DLNA support is also built into Play-Fi. So, through the app, you can connect to DLNA servers and NAS drives on your network to access more content and stream it through your Play-Fi system. Of course, manufacturers can also choose to incorporate technologies like Bluetooth and AirPlay into their Play-Fi devices – allowing you to connect your mobile device to the system via Bluetooth, for instance, and then distribute the music to Play-Fi products around the house.
Finally, DTS is building partnerships with a number of streaming music services for licensees to access through Play-Fi products, including Pandora, vTuner, Songza, QQ Music (in China), KK Box (in Taiwan and Japan), and Deezer (available worldwide, but Sonos recently announced an exclusive deal with Deezer to stream to U.S. subscribers). DTS recently announced support for Sirius/XM streaming, so subscribers can stream all of their favorite satellite radio channels through their Play-Fi products.
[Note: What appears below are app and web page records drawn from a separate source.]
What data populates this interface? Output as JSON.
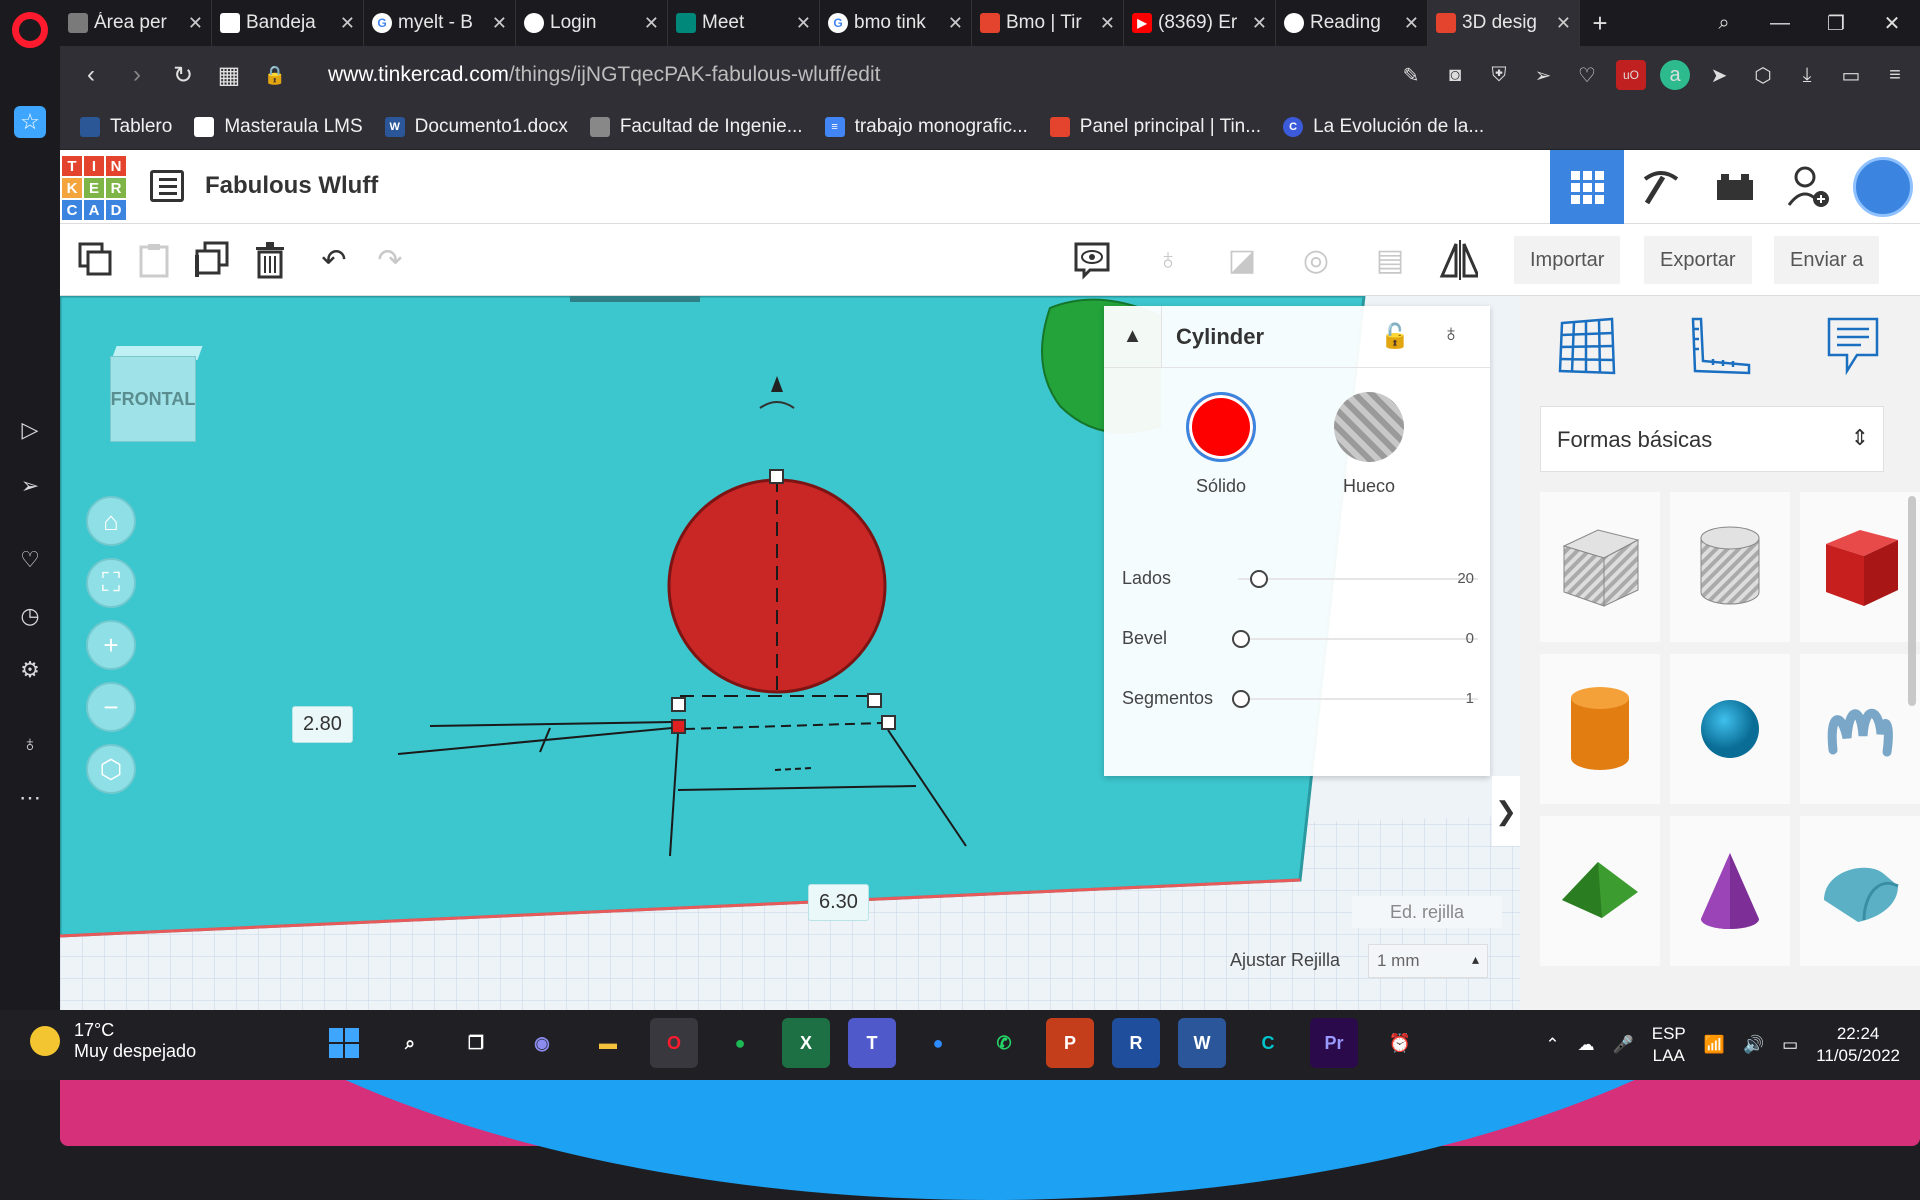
{
  "browser": {
    "tabs": [
      {
        "label": "Área per",
        "color": "#7a7a7a"
      },
      {
        "label": "Bandeja",
        "color": "#ffffff"
      },
      {
        "label": "myelt - B",
        "color": "#ffffff"
      },
      {
        "label": "Login",
        "color": "#ffffff"
      },
      {
        "label": "Meet",
        "color": "#00897b"
      },
      {
        "label": "bmo tink",
        "color": "#ffffff"
      },
      {
        "label": "Bmo | Tir",
        "color": "#e4432d"
      },
      {
        "label": "(8369) Er",
        "color": "#ff0000"
      },
      {
        "label": "Reading",
        "color": "#ffffff"
      },
      {
        "label": "3D desig",
        "color": "#e4432d"
      }
    ],
    "url_host": "www.tinkercad.com",
    "url_path": "/things/ijNGTqecPAK-fabulous-wluff/edit",
    "bookmarks": [
      {
        "label": "Tablero",
        "color": "#2b5797"
      },
      {
        "label": "Masteraula LMS",
        "color": "#ffffff"
      },
      {
        "label": "Documento1.docx",
        "color": "#2b579a"
      },
      {
        "label": "Facultad de Ingenie...",
        "color": "#888888"
      },
      {
        "label": "trabajo monografic...",
        "color": "#4285f4"
      },
      {
        "label": "Panel principal | Tin...",
        "color": "#e4432d"
      },
      {
        "label": "La Evolución de la...",
        "color": "#3b5bdb"
      }
    ]
  },
  "app": {
    "logo_letters": [
      "T",
      "I",
      "N",
      "K",
      "E",
      "R",
      "C",
      "A",
      "D"
    ],
    "design_title": "Fabulous Wluff",
    "toolbar": {
      "import_label": "Importar",
      "export_label": "Exportar",
      "send_label": "Enviar a"
    },
    "viewcube_label": "FRONTAL",
    "dim_height": "2.80",
    "dim_width": "6.30",
    "inspector": {
      "title": "Cylinder",
      "solid_label": "Sólido",
      "hole_label": "Hueco",
      "solid_color": "#ff0000",
      "props": [
        {
          "label": "Lados",
          "value": "20"
        },
        {
          "label": "Bevel",
          "value": "0"
        },
        {
          "label": "Segmentos",
          "value": "1"
        }
      ]
    },
    "grid_edit_label": "Ed. rejilla",
    "snap_label": "Ajustar Rejilla",
    "snap_value": "1 mm",
    "library": {
      "category": "Formas básicas",
      "shapes": [
        "box-hole",
        "cylinder-hole",
        "box",
        "cylinder",
        "sphere",
        "scribble",
        "roof",
        "cone",
        "round-roof"
      ]
    }
  },
  "taskbar": {
    "temperature": "17°C",
    "weather": "Muy despejado",
    "lang1": "ESP",
    "lang2": "LAA",
    "time": "22:24",
    "date": "11/05/2022"
  }
}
That list isn’t as robust as what Sonos offers at this point, but it’s growing daily.
On paper, Play-Fi certainly brings a lot to the table and seems poised to give Sonos some serious competition. A lot of big names in audio are tossing their support behind Play-Fi, and its strong multi-zone bent and interoperability could inspire a lot of custom installers to shift their loyalties. Of course, success will ultimately depend on the quality of the individual Play-Fi systems, and we certainly plan to get our hands on many of them in the months to come. So stay tuned.
• Bluetooth, AirPlay, DLNA: What’s the Best Streaming Format Today? at HomeTheaterReview.com.
• Which Wireless Audio Technology Is Right For You? at About.com.
• Streaming-audio app Play-Fi takes on Sonos and AirPlay at CNET.